Some 200 East Germans surprise Hungarian border guards and rush through a gate into Moerbisch, Austria, Saturday, August 19, 1989. The gate was opened as part of the joint Austro-Hungarian Pan-European Union picknick, marking the end of the Iron Curtain. The East Germans had heard of the event and used it for their flight to the West.

Some 200 East Germans surprise Hungarian border guards and rush through a gate into Moerbisch, Austria, Saturday, August 19, 1989.

The gate was opened as part of the joint Austro-Hungarian Pan-European Union picknick, marking the end of the Iron Curtain. The East Germans had heard of the event and used it for their flight to the West.

In spite of the removal of the barbed wire, the border was still controlled by Hungarian guards as travel restrictions still applied to East Germans and other Communist bloc citizens.

On August 19, the Paneuropa movement organized a “picnic” right on the border between Sopron and St. Margarethen.

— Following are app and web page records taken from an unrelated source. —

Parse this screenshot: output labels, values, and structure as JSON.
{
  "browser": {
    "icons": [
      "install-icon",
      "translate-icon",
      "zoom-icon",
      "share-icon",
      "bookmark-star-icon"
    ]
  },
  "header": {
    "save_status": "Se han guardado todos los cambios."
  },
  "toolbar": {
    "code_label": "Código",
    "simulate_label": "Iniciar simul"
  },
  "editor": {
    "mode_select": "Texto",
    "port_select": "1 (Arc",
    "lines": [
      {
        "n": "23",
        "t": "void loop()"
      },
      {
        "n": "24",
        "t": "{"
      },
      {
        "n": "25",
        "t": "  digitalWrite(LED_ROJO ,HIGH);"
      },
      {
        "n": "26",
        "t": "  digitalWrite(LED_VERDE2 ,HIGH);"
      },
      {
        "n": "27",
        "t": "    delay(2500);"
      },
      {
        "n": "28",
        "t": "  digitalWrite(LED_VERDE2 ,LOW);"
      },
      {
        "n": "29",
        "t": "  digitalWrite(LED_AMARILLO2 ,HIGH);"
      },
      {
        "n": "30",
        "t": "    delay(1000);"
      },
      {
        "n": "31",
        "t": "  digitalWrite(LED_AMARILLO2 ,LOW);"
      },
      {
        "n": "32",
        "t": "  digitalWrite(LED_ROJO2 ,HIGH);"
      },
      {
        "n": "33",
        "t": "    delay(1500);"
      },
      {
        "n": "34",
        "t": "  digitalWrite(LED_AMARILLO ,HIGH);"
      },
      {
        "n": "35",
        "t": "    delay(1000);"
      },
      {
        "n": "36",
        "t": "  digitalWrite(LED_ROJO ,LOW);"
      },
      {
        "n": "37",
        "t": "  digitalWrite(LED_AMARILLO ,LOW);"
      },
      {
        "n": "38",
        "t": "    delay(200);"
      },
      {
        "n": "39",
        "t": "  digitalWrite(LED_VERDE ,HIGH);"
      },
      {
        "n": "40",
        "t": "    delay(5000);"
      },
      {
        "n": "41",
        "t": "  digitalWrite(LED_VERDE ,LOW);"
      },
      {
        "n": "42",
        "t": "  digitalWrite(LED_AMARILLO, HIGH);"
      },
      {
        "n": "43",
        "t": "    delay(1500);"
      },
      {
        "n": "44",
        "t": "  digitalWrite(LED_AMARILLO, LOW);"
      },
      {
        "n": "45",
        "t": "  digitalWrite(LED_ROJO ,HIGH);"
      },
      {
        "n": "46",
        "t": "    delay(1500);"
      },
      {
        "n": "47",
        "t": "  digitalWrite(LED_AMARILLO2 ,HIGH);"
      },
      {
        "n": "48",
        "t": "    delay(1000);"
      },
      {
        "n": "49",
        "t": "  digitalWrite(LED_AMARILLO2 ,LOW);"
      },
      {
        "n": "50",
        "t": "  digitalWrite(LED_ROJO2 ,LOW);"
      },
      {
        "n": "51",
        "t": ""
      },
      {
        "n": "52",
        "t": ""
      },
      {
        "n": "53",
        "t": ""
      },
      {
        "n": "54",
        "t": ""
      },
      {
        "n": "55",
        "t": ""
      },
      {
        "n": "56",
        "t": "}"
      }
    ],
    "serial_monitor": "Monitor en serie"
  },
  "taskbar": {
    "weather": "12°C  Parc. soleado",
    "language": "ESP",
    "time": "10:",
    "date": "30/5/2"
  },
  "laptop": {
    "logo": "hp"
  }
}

Hundreds of East Germans seized the opportunity and crossed the border. Hungarian guards refrained from using arms to stop them. On September 10, Foreign Minister Horn announced that the border would be officially opened for Easter German citizens the next morning.

Over 50,000 East Germans poured out over the next few weeks. This first breach of the Iron Curtain in Hungary contributed to the destabilization of the German Democratic Republic. Along with the pressure from the civic protest movement, the East German regime lost its nerve and opened the Berlin Wall on November 9 – the symbolic  end of the Cold War.

In this document, an Austrian Foreign Ministry official briefs Foreign Minister Mock about the flood of “citizens of the German Democratic Republic” that started to cross the Austrian border from Hungary beginning at midnight on September 11. A total of 10,000 crossed the border that day by foot, by car and by busses provided by the Austrian Red Cross. By September 15, 13,674 GDR citizens  had crossed. The Austrian Red Cross is commended for its role  of providing food, maps and 700 Austrian Schillings for transit costs  for every GDR-émigré. 

In this document, an Austrian Foreign Ministry official briefs Foreign Minister Mock about the flood of “citizens of the German Democratic Republic” that started to cross the Austrian border from Hungary beginning at midnight on September 11.

A total of 10,000 crossed the border that day by foot, by car and by busses provided by the Austrian Red Cross. By September 15, 13,674 GDR citizens  had crossed. The Austrian Red Cross is commended for its role  of providing food, maps and 700 Austrian Schillings for transit costs  for every GDR-émigré. 

A group East Germans take flight across the Austrian border on August 22 at the border crossing in Klingenbach (Burgenland); an Austrian customs official tells them that they are safe on Austrian territory and will not be sent back.

A group East Germans take flight across the Austrian border on August 22 at the border crossing in Klingenbach (Burgenland); an Austrian customs official tells them that they are safe on Austrian territory and will not be sent back.

PHOTO CREDITS: CLOCKWISE FROM TOP AP Photo/wv/str/votava; APA-FOTO : KURT KEINRATH; Austrian Ministry of European and International Affairs.